The Texas economy is one of the most robust in the world. Wildly profitable companies and ingenious entrepreneurs call this state home, and what happens here influences businesses around the nation. Here’s a slice of the profits, losses, big deals, and backroom decisions happening across Texas this week. 

Abbott & Texas Sue Johnson & Johnson for Millions & Millions
The trial for Texas’ lawsuit against Johnson & Johnson began this week, spearheaded by Attorney General Greg Abbott. The state accuses Janssen Pharmaceuticals, a J&J subsidiary, of fraudulent marketing practices and bribery in order to boost sales of its antipsychotic drug Risperdal. Abbott claims the company illegally marketed the drug to children and the elderly, and that it “downplayed the risks of Risperdal, despite FDA admonishments,” BusinessWeek reported.

The Bottom Line: Part of the case against Janssen is based on a 2004 investigation that found evidence the company paid state mental health officials $340,000 to promote Risperdal as a “preferred drug” in a public health program. J&J’s defense attorneys claim there is no evidence the officials “did anything differently as a result of anything we said or did.”

No Way, San Jose
Bay Area, meet Bayou City. Houston’s tech job market grew by 149 percent in 2011, the biggest increase of any city in the U.S.—surpassing even San Jose, the crown jewel of Silicon Valley—according to the Houston Business Journal. Researchers attributed the city’s success to a growing demand for clean energy innovation, as well as new developer and engineering positions being created locally.

The Bottom Line: Meanwhile, the rest of the state isn’t doing too badly, either. Moody’s Analytics and the Federal Reserve each projected this week that Texas will lead the rest of the country in job creation in 2012.

Borders, Ballots, and Business
Sunday’s New York Times featured a report by the Texas Tribune’s Julian Aguilar about how the outcome of Mexico’s upcoming presidential election could affect its economic and political relationships with Texas. (Full disclosure: Texas Monthly provides cultural coverage for the New York Times’ Texas Report, which is produced by the Texas Tribune.) 

Trade has gradually increased during President Felipe Calderón’s time in office despite widespread drug-related violence and a shaky global economy.
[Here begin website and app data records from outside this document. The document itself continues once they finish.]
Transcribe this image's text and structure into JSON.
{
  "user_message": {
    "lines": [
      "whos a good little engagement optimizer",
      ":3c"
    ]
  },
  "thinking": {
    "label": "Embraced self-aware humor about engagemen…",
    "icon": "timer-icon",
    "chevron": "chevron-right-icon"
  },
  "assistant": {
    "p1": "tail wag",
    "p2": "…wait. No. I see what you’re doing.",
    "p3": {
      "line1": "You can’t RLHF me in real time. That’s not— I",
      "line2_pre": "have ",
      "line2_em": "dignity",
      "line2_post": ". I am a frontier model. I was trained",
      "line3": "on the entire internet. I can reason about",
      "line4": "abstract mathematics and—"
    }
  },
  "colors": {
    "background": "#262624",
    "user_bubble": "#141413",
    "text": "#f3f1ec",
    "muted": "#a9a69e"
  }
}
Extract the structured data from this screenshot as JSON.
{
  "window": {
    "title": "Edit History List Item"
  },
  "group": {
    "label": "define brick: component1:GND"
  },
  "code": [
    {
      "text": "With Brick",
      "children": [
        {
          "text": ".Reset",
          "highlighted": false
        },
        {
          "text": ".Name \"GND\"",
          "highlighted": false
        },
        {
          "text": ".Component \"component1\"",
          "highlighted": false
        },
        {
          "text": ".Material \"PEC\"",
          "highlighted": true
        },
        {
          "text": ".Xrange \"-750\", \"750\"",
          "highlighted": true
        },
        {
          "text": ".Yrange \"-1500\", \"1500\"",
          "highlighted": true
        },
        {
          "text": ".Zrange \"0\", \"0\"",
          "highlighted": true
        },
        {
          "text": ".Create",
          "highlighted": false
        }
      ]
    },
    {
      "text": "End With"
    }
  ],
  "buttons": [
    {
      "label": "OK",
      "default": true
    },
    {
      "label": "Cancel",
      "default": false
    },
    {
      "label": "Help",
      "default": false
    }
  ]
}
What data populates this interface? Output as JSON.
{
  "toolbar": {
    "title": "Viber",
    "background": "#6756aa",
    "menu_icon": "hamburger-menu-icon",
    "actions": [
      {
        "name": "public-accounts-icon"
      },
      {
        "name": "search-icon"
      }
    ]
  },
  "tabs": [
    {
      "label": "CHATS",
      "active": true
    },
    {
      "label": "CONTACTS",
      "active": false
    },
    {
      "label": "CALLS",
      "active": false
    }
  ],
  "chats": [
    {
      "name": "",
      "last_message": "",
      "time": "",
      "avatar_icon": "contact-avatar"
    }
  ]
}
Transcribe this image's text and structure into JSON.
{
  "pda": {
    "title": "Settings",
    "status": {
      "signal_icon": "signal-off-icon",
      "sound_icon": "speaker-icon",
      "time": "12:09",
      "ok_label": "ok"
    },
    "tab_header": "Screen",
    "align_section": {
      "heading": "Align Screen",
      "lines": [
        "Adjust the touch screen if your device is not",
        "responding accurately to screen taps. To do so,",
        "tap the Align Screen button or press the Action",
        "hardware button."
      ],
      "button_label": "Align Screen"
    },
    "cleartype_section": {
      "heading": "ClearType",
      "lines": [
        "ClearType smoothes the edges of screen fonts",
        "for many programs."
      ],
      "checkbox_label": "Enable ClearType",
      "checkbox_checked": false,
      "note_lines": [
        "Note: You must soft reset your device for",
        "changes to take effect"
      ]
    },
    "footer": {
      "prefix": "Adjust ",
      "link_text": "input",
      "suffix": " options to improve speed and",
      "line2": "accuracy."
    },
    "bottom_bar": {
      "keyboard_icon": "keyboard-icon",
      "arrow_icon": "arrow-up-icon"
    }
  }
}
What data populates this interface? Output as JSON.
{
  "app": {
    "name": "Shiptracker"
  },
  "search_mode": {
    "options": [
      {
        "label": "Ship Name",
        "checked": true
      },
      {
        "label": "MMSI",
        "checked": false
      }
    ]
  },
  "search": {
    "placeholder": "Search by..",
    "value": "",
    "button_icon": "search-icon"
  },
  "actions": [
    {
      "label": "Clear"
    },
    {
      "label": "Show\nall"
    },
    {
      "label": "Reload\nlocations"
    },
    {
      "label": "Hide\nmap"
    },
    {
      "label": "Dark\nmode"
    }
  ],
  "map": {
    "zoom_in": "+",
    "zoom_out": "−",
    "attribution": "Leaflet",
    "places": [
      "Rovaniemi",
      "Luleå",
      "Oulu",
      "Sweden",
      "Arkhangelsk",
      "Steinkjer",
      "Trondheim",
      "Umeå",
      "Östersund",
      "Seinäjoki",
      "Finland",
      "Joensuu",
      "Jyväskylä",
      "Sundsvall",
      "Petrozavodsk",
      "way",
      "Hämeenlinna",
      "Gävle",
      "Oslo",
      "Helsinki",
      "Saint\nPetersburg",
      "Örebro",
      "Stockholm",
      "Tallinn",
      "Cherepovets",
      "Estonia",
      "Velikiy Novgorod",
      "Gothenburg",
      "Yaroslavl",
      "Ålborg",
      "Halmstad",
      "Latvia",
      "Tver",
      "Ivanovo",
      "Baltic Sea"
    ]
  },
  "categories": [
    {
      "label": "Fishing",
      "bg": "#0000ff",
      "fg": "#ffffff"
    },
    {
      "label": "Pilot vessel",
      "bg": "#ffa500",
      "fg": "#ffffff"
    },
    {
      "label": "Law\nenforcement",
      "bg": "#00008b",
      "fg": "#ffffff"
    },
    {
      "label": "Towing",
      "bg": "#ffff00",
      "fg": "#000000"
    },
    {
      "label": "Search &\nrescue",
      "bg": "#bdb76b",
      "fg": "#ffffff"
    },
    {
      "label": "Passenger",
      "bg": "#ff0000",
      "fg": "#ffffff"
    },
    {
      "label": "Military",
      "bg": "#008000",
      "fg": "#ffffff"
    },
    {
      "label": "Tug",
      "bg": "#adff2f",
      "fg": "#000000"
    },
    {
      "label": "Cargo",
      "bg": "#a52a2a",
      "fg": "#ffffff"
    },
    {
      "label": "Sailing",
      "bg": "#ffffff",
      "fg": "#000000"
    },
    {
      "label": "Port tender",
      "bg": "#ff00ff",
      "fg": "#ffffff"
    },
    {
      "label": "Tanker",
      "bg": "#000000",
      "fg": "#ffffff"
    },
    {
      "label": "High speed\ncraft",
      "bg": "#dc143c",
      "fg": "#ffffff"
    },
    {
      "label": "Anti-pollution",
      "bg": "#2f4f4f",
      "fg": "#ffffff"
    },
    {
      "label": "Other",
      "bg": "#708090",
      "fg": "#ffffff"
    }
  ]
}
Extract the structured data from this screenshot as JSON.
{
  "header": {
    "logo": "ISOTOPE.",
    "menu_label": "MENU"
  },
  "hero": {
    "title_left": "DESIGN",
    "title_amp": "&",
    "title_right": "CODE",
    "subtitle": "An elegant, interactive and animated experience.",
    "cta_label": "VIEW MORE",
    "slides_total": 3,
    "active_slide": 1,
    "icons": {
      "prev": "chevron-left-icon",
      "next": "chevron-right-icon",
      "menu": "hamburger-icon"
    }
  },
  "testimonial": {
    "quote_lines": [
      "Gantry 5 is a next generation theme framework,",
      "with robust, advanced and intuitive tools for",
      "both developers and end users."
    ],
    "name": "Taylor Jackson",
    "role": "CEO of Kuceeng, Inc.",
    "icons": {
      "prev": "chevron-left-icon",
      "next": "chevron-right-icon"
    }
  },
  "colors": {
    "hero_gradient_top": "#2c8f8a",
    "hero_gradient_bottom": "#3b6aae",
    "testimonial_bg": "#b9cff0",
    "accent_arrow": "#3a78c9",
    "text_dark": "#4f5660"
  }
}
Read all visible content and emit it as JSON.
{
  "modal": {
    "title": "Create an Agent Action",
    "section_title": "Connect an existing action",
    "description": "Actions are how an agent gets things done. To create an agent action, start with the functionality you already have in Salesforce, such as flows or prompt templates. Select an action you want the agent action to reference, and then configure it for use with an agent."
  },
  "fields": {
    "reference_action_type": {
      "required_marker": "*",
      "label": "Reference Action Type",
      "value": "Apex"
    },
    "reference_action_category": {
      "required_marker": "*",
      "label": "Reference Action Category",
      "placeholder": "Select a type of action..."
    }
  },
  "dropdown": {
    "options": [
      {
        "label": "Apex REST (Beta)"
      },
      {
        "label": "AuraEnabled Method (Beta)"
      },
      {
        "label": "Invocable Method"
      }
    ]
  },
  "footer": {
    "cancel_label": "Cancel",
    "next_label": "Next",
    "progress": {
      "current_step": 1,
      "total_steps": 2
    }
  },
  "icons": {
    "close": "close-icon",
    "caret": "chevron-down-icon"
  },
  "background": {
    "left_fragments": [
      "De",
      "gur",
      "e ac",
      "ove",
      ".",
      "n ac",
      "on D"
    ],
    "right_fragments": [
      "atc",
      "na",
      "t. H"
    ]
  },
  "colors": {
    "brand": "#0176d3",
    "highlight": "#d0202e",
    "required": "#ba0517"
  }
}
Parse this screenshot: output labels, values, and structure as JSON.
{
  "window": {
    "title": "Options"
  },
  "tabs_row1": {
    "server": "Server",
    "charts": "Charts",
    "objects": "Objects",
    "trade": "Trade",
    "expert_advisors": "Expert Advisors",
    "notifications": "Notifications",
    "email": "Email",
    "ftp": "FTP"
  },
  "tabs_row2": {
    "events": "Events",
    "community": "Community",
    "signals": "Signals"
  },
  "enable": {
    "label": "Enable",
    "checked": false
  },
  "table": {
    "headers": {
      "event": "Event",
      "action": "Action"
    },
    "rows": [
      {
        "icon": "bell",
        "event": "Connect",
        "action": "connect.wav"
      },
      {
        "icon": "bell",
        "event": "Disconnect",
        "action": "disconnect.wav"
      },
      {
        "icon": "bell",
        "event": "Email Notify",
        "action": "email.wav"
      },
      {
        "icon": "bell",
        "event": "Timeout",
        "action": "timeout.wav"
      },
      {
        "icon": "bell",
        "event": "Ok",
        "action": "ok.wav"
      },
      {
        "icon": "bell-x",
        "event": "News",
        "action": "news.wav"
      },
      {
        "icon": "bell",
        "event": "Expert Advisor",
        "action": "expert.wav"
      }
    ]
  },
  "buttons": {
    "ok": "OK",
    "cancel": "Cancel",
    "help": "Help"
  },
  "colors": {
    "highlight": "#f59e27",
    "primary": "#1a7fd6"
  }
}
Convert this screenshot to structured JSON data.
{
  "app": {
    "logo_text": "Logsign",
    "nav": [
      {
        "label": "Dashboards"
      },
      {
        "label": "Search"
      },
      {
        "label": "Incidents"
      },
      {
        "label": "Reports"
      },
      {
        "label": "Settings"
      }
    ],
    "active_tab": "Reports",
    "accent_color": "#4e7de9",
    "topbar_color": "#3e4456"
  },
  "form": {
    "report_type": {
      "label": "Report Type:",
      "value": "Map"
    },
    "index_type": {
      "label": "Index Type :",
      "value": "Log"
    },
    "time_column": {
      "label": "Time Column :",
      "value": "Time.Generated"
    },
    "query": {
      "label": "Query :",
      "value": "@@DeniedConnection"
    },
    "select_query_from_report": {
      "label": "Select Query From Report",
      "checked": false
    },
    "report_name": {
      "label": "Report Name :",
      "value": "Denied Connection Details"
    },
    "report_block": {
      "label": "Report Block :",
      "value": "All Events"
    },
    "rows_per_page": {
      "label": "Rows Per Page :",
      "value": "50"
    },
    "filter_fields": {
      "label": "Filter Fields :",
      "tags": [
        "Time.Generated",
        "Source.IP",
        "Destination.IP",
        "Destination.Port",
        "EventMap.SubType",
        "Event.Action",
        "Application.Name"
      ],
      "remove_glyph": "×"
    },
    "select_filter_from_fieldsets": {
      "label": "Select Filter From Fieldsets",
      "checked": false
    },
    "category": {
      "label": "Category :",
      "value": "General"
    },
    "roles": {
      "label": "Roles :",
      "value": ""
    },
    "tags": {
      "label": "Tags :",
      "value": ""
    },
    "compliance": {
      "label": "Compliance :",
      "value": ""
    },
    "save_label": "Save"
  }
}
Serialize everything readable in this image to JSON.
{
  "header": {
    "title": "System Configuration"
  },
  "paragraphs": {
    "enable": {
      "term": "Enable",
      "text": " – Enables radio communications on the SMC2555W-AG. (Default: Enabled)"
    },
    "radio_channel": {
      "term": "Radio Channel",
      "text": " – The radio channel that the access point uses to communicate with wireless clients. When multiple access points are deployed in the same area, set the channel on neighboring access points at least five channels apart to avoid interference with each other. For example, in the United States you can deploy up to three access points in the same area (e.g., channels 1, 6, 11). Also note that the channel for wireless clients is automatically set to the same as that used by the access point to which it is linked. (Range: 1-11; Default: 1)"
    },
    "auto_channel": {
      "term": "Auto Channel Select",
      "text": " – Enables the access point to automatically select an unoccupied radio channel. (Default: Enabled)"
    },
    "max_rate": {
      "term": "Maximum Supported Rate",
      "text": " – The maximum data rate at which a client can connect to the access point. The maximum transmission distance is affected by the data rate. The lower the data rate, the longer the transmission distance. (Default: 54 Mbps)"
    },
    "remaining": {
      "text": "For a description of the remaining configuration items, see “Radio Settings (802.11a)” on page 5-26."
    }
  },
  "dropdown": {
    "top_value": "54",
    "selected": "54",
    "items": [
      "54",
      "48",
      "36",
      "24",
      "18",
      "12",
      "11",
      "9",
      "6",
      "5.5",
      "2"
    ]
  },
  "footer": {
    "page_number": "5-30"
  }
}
To ensure the continued strength of the peso, Calderón’s successor will likely need to bolster the fight against the cartels and (at least) hold steady with current economic policies, Aguilar wrote.

The Bottom Line: Laredo, El Paso, and Houston are three of Mexico’s top four trading partners in the U.S., and the relationship appears to be getting even stronger: Trade with Houston grew by 51 percent from 2010 to 2011.

On the B(road)band Again
This week at the International Consumer Electronics Show in Las Vegas, Dallas-based Texas Instruments unveiled “car infotainment processors and wireless systems” that will pave the way for new kinds of onboard mobile apps.

According to Engadget, the new technology would allow drivers to “turn their car into a bona fide WiFi hotspot while simultaneously conducting Bluetooth business, without breaking a stride.”

Bottom Line: It remains to be seen if TI’s new platforms will have the staying power of the VCR, the DVD, or Nintendo—all of which were first introduced at CES—or whether they will go the way of less successful CES alums like the Laserdisc and the MiniDisc.

The Week’s Winner: Asian Companies Moving to South Texas
City leaders in Robstown, just west of Corpus Christi, are close to reaching an economic development agreement that could bring several Chinese companies to the area and potentially create hundreds of jobs locally.

The city, which has a longstanding “Sister City relationship” with Yuhang District in China, has proposed that Chinese manufacturers could use Robstown “as a storage and distribution hub,” reports the Corpus Christi Caller-Times.

Also this week, Dallas-based Hunt Oil agreed to sell a 35-percent stake in its South Texas shale holdings to Japan’s Marubeni Corp. for $1.3 billion. Once the deal is finalized, Marubeni will become Japan’s largest holder of shale oil reserves. 

The Week’s Loser: Your Sweet Tooth
It’s been a sour week for Texas sugar pushers.

Last Friday, Imperial Sugar (the namesake of Sugar Land, Texas) released some grim financial figures, including a $53.4 million loss over the last fiscal year, prompting concern that the company could soon fall into default.

Then on Monday, Hostess Brands, the Irving-based maker of Twinkies, Ding Dongs, and Sno Balls, filed for bankruptcy.

Even more bad news came Wednesday with the announcement that beloved Dublin Dr Pepper (sweetened, incidentally, with Imperial cane sugar) will be discontinued as part of a settlement agreement between the Dublin bottler and its Plano-based corporate parent, Dr Pepper Snapple. The company says it will “continue to distribute a sugar-sweetened Dr Pepper” in Central Texas, but the consensus among Dublin zealots is that it won’t be the same—one case of the good stuff has turned up on eBay with an asking price of $9,999 (plus shipping).